Exercise instructions:
Set down each line of the data below exactly.

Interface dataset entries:
----
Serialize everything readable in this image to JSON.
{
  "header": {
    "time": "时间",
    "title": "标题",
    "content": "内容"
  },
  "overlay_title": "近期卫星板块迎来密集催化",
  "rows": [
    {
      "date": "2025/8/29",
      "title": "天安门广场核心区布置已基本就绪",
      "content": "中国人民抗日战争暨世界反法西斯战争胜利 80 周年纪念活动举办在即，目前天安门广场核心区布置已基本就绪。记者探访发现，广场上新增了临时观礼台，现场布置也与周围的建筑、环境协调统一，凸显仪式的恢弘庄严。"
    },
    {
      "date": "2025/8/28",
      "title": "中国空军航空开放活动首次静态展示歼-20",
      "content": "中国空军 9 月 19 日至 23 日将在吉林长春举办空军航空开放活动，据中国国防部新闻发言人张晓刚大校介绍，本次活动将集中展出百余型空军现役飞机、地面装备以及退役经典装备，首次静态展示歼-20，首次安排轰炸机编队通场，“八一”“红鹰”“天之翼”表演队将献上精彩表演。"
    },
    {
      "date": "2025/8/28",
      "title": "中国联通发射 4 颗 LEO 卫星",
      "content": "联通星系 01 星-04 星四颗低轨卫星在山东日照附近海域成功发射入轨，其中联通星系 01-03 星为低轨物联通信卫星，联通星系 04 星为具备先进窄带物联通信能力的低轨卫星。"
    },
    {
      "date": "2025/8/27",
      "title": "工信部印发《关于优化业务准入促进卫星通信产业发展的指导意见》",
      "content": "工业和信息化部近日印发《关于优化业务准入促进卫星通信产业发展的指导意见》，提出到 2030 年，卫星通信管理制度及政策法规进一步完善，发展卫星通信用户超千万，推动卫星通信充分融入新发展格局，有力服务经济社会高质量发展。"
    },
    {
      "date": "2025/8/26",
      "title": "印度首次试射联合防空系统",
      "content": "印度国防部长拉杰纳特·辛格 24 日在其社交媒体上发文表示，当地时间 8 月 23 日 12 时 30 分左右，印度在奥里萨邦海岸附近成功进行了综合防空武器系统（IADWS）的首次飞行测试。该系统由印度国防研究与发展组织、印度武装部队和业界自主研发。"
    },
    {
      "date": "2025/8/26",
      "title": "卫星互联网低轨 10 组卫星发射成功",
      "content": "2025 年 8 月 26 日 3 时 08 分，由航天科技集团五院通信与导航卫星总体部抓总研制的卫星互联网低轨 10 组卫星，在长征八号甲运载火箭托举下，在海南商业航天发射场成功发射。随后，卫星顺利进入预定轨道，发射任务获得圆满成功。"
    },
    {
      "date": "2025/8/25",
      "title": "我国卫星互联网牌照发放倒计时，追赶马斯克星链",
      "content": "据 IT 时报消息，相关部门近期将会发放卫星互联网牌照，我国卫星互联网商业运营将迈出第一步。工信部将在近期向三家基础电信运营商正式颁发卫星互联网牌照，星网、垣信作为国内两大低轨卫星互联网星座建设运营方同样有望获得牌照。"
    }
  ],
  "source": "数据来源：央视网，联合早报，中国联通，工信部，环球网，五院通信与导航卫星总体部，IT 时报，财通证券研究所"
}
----
Output:
Serialize everything readable in this image to JSON.
{
  "header": {
    "time": "时间",
    "title": "标题",
    "content": "内容"
  },
  "overlay_title": "近期卫星板块迎来密集催化",
  "rows": [
    {
      "date": "2025/8/29",
      "title": "天安门广场核心区布置已基本就绪",
      "content": "中国人民抗日战争暨世界反法西斯战争胜利 80 周年纪念活动举办在即，目前天安门广场核心区布置已基本就绪。记者探访发现，广场上新增了临时观礼台，现场布置也与周围的建筑、环境协调统一，凸显仪式的恢弘庄严。"
    },
    {
      "date": "2025/8/28",
      "title": "中国空军航空开放活动首次静态展示歼-20",
      "content": "中国空军 9 月 19 日至 23 日将在吉林长春举办空军航空开放活动，据中国国防部新闻发言人张晓刚大校介绍，本次活动将集中展出百余型空军现役飞机、地面装备以及退役经典装备，首次静态展示歼-20，首次安排轰炸机编队通场，“八一”“红鹰”“天之翼”表演队将献上精彩表演。"
    },
    {
      "date": "2025/8/28",
      "title": "中国联通发射 4 颗 LEO 卫星",
      "content": "联通星系 01 星-04 星四颗低轨卫星在山东日照附近海域成功发射入轨，其中联通星系 01-03 星为低轨物联通信卫星，联通星系 04 星为具备先进窄带物联通信能力的低轨卫星。"
    },
    {
      "date": "2025/8/27",
      "title": "工信部印发《关于优化业务准入促进卫星通信产业发展的指导意见》",
      "content": "工业和信息化部近日印发《关于优化业务准入促进卫星通信产业发展的指导意见》，提出到 2030 年，卫星通信管理制度及政策法规进一步完善，发展卫星通信用户超千万，推动卫星通信充分融入新发展格局，有力服务经济社会高质量发展。"
    },
    {
      "date": "2025/8/26",
      "title": "印度首次试射联合防空系统",
      "content": "印度国防部长拉杰纳特·辛格 24 日在其社交媒体上发文表示，当地时间 8 月 23 日 12 时 30 分左右，印度在奥里萨邦海岸附近成功进行了综合防空武器系统（IADWS）的首次飞行测试。该系统由印度国防研究与发展组织、印度武装部队和业界自主研发。"
    },
    {
      "date": "2025/8/26",
      "title": "卫星互联网低轨 10 组卫星发射成功",
      "content": "2025 年 8 月 26 日 3 时 08 分，由航天科技集团五院通信与导航卫星总体部抓总研制的卫星互联网低轨 10 组卫星，在长征八号甲运载火箭托举下，在海南商业航天发射场成功发射。随后，卫星顺利进入预定轨道，发射任务获得圆满成功。"
    },
    {
      "date": "2025/8/25",
      "title": "我国卫星互联网牌照发放倒计时，追赶马斯克星链",
      "content": "据 IT 时报消息，相关部门近期将会发放卫星互联网牌照，我国卫星互联网商业运营将迈出第一步。工信部将在近期向三家基础电信运营商正式颁发卫星互联网牌照，星网、垣信作为国内两大低轨卫星互联网星座建设运营方同样有望获得牌照。"
    }
  ],
  "source": "数据来源：央视网，联合早报，中国联通，工信部，环球网，五院通信与导航卫星总体部，IT 时报，财通证券研究所"
}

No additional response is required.